It's not just the economy that's squeezing government outlays for community programs in general. Some are also being restricted by new federal nutrition guidelines that set standards for assistance programs.
That means that when government agencies sit down to hand out community service grants, they have to consider the new guidelines when it comes to food programs like school lunches and Meals on Wheels.
The guidelines drew a lot of attention for calling for a drastic reduction in salt consumption, especially among those 51 and older.

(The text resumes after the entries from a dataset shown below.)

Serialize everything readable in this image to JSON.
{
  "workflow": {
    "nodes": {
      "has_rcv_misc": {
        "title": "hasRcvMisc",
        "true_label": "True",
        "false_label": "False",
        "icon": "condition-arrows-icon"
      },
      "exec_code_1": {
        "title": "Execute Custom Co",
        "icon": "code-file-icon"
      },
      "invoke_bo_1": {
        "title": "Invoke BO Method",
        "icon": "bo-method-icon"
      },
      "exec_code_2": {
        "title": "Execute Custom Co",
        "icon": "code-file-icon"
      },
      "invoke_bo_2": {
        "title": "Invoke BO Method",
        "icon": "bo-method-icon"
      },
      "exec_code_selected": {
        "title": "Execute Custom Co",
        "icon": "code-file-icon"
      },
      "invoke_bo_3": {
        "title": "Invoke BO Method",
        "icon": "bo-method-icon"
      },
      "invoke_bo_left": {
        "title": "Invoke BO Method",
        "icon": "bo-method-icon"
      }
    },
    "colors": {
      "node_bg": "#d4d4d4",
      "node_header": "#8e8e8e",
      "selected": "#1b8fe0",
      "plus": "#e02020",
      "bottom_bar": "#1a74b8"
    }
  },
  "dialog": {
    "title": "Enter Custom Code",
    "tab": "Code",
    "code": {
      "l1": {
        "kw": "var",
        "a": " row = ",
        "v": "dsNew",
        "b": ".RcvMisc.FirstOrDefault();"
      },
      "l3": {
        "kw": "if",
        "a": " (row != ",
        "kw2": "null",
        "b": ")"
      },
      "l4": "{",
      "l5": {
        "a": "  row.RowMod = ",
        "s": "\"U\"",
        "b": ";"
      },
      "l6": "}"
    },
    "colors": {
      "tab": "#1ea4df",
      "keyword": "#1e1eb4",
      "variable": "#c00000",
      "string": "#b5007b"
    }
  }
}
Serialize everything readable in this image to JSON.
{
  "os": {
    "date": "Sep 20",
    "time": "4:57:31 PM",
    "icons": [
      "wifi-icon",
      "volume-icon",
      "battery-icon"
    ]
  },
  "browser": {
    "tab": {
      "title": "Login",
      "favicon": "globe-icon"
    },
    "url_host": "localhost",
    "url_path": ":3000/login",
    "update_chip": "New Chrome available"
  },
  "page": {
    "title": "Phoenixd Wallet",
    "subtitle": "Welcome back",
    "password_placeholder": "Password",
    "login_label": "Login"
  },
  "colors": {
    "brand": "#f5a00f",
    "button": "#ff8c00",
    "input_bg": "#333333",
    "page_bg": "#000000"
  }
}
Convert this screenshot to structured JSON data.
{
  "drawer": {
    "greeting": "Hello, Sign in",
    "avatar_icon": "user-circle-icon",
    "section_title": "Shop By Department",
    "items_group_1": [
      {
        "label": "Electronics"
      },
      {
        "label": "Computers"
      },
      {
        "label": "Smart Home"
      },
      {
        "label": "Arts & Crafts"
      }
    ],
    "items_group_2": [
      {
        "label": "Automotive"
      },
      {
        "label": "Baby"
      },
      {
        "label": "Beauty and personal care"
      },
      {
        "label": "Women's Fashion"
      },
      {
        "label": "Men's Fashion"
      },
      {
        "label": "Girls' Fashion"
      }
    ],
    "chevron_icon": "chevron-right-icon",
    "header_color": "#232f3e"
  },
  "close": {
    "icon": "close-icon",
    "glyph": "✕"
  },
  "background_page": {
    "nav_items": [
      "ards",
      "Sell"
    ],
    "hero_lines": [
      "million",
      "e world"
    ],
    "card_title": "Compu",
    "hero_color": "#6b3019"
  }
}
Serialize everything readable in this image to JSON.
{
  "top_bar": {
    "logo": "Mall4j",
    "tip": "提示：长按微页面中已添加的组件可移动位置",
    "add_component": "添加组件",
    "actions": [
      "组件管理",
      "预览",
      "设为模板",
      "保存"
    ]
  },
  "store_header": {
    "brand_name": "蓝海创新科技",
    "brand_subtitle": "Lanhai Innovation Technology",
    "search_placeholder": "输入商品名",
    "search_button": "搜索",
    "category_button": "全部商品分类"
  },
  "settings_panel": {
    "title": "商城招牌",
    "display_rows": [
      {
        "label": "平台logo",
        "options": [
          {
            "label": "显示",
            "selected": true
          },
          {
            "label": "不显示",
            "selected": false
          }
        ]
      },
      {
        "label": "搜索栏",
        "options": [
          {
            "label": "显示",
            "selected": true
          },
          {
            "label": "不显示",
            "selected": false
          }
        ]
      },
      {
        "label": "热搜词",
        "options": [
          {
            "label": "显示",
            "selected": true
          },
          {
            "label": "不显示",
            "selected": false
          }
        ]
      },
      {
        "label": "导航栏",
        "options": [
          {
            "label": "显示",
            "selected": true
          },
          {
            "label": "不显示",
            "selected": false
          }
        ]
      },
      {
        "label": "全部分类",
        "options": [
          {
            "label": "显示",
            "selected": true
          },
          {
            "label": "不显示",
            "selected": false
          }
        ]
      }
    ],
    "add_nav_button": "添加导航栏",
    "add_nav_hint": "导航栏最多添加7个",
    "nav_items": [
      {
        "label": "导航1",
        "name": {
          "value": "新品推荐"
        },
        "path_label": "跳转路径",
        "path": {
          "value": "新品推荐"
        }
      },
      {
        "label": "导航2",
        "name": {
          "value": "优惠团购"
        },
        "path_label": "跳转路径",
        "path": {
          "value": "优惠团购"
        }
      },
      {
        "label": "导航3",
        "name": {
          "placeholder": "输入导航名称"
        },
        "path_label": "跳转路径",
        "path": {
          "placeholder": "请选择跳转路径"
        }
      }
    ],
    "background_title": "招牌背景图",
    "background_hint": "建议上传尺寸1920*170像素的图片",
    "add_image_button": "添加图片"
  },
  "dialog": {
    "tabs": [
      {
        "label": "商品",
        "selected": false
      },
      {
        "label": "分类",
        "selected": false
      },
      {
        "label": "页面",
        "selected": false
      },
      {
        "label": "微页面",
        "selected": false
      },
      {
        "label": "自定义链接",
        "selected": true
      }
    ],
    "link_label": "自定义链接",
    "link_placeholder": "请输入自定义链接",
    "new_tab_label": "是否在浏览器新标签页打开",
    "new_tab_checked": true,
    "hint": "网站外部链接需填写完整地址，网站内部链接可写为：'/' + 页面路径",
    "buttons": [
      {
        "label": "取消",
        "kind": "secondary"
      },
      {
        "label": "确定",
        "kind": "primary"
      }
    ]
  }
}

But they also significantly changed the recommended ratio of proteins to fresh fruits and vegetables — putting much more emphasis on the latter.
That requires new menus, new storage facilities to keep all that produce fresh and new ways to cook and deliver meals.
Meeting the new requirements could be cost-prohibitive for Meals on Wheels in Bailey County, Texas, which could lose its funding from the regional association of governments, NBC station KCBD of Lubbock reported.
Meals on Wheels for Lubbock itself isn't affected, said Lisa Gilliland, the program's assistant director, because it relies solely on donations and fundraisers. But in Bailey County, northwest of the city, and in many other areas across the country, funding could be at risk because "most of the smaller programs are government funded," she said.
Borden told msnbc.com she is confident that Meals on Wheels will figure out a way to keep handing out the 1.7 million meals it delivers every day.
"There are always things that are going to happen," she acknowledged. "We are always impacted when the price of anything goes up."
But "one of the things I know is that our program will do whatever it needs to do to feed those seniors who are hungry," she said.
"We are a resilient organization."